* **Task statement**
Should an entry contain an image, omit it and repeat the rest exactly.

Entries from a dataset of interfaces
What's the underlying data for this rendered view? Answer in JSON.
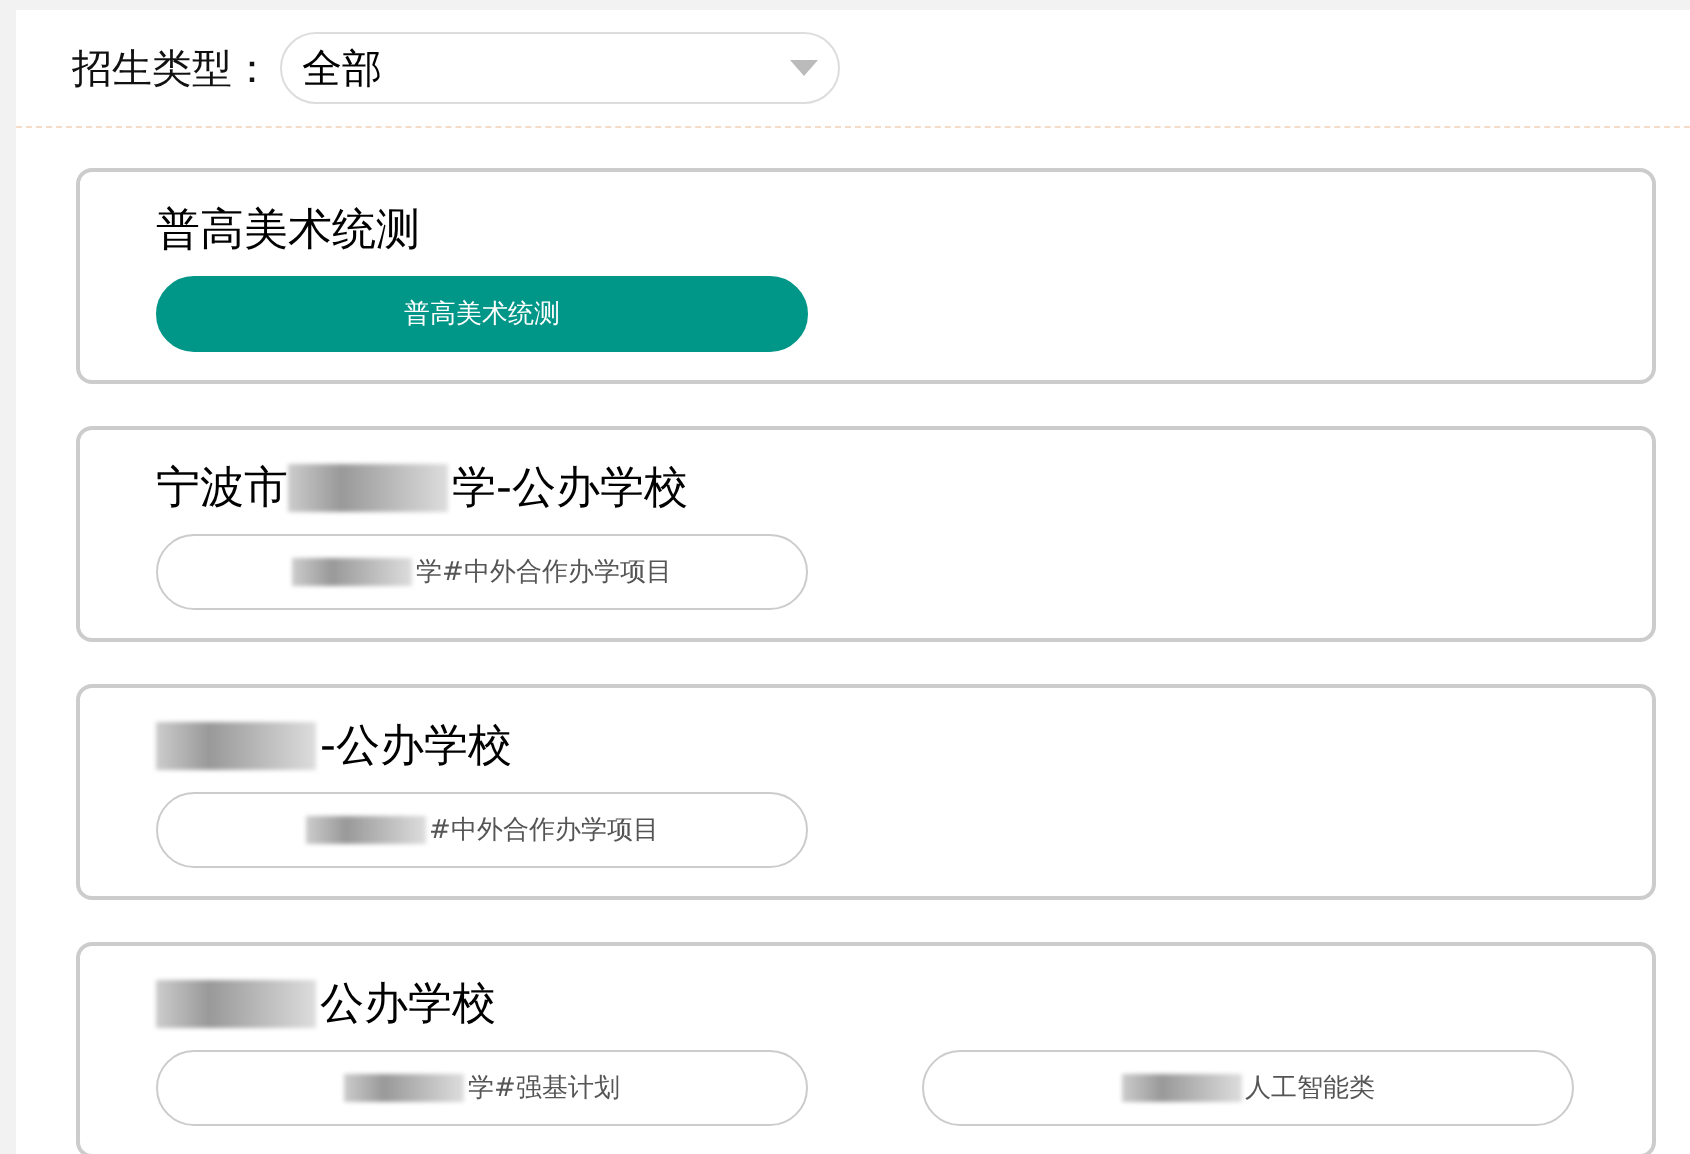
{
  "filter": {
    "label": "招生类型：",
    "value": "全部"
  },
  "cards": [
    {
      "title": [
        {
          "kind": "text",
          "text": "普高美术统测"
        }
      ],
      "options": [
        {
          "selected": true,
          "parts": [
            {
              "kind": "text",
              "text": "普高美术统测"
            }
          ]
        }
      ]
    },
    {
      "title": [
        {
          "kind": "text",
          "text": "宁波市"
        },
        {
          "kind": "redacted"
        },
        {
          "kind": "text",
          "text": "学-公办学校"
        }
      ],
      "options": [
        {
          "selected": false,
          "parts": [
            {
              "kind": "redacted"
            },
            {
              "kind": "text",
              "text": "学#中外合作办学项目"
            }
          ]
        }
      ]
    },
    {
      "title": [
        {
          "kind": "redacted"
        },
        {
          "kind": "text",
          "text": "-公办学校"
        }
      ],
      "options": [
        {
          "selected": false,
          "parts": [
            {
              "kind": "redacted"
            },
            {
              "kind": "text",
              "text": "#中外合作办学项目"
            }
          ]
        }
      ]
    },
    {
      "title": [
        {
          "kind": "redacted"
        },
        {
          "kind": "text",
          "text": "公办学校"
        }
      ],
      "options": [
        {
          "selected": false,
          "parts": [
            {
              "kind": "redacted"
            },
            {
              "kind": "text",
              "text": "学#强基计划"
            }
          ]
        },
        {
          "selected": false,
          "parts": [
            {
              "kind": "redacted"
            },
            {
              "kind": "text",
              "text": "人工智能类"
            }
          ]
        }
      ]
    }
  ]
}
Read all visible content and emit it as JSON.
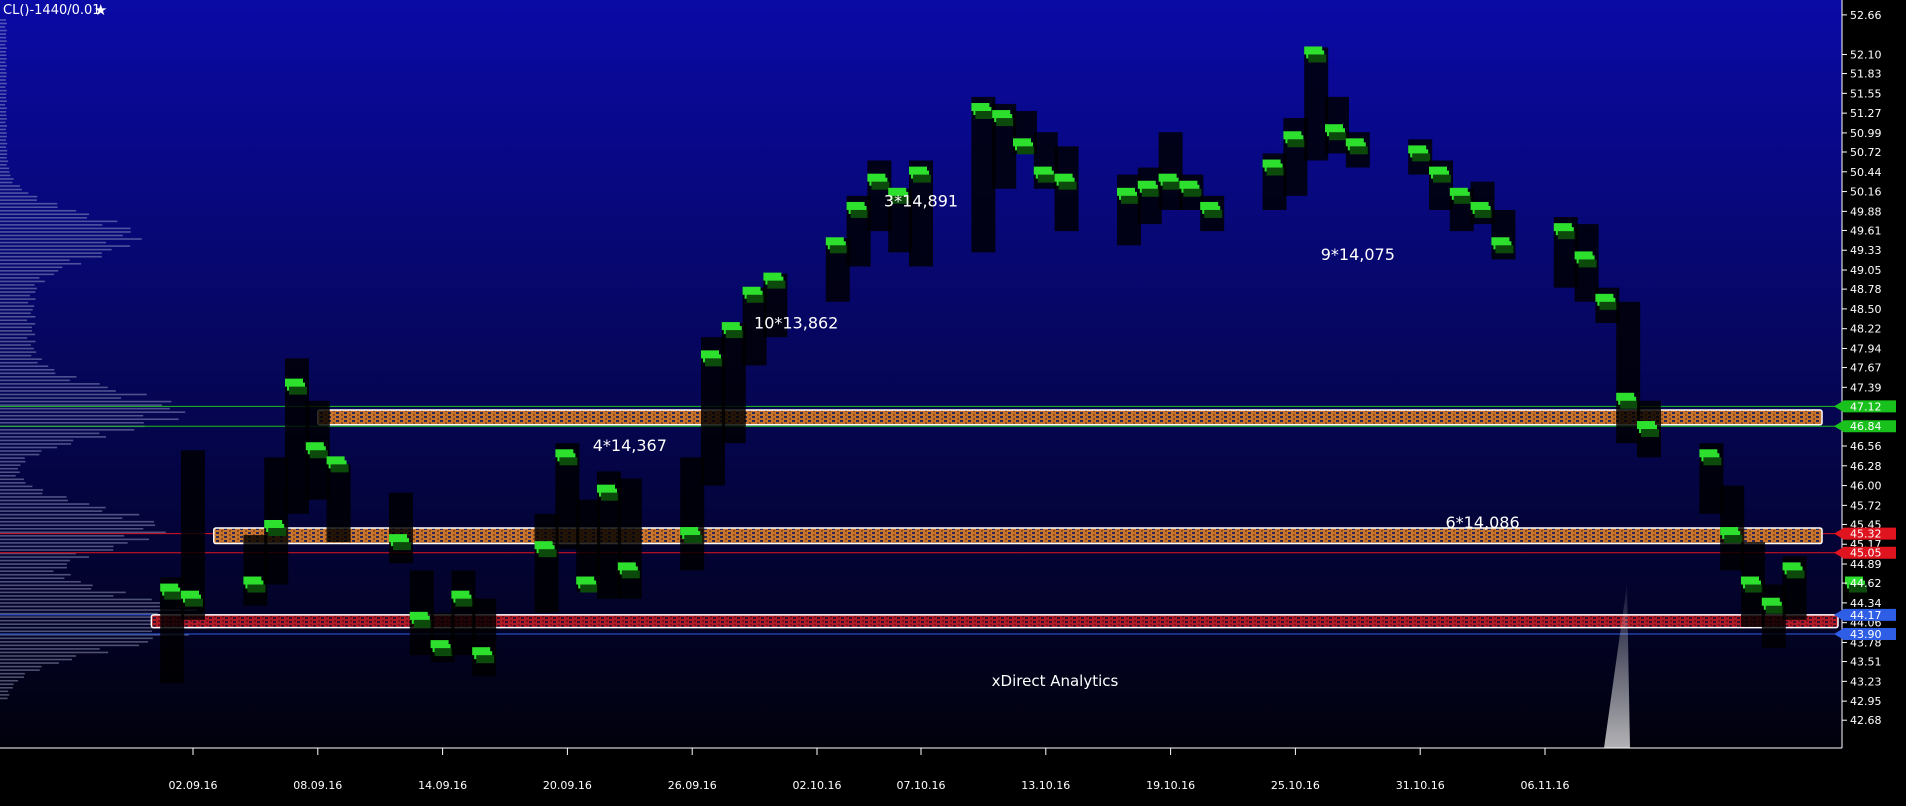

* **Worked solution**
What's the underlying data for this rendered view? Answer in JSON.
{
  "filter": {
    "label": "招生类型：",
    "value": "全部"
  },
  "cards": [
    {
      "title": [
        {
          "kind": "text",
          "text": "普高美术统测"
        }
      ],
      "options": [
        {
          "selected": true,
          "parts": [
            {
              "kind": "text",
              "text": "普高美术统测"
            }
          ]
        }
      ]
    },
    {
      "title": [
        {
          "kind": "text",
          "text": "宁波市"
        },
        {
          "kind": "redacted"
        },
        {
          "kind": "text",
          "text": "学-公办学校"
        }
      ],
      "options": [
        {
          "selected": false,
          "parts": [
            {
              "kind": "redacted"
            },
            {
              "kind": "text",
              "text": "学#中外合作办学项目"
            }
          ]
        }
      ]
    },
    {
      "title": [
        {
          "kind": "redacted"
        },
        {
          "kind": "text",
          "text": "-公办学校"
        }
      ],
      "options": [
        {
          "selected": false,
          "parts": [
            {
              "kind": "redacted"
            },
            {
              "kind": "text",
              "text": "#中外合作办学项目"
            }
          ]
        }
      ]
    },
    {
      "title": [
        {
          "kind": "redacted"
        },
        {
          "kind": "text",
          "text": "公办学校"
        }
      ],
      "options": [
        {
          "selected": false,
          "parts": [
            {
              "kind": "redacted"
            },
            {
              "kind": "text",
              "text": "学#强基计划"
            }
          ]
        },
        {
          "selected": false,
          "parts": [
            {
              "kind": "redacted"
            },
            {
              "kind": "text",
              "text": "人工智能类"
            }
          ]
        }
      ]
    }
  ]
}
Read all visible content and emit it as JSON.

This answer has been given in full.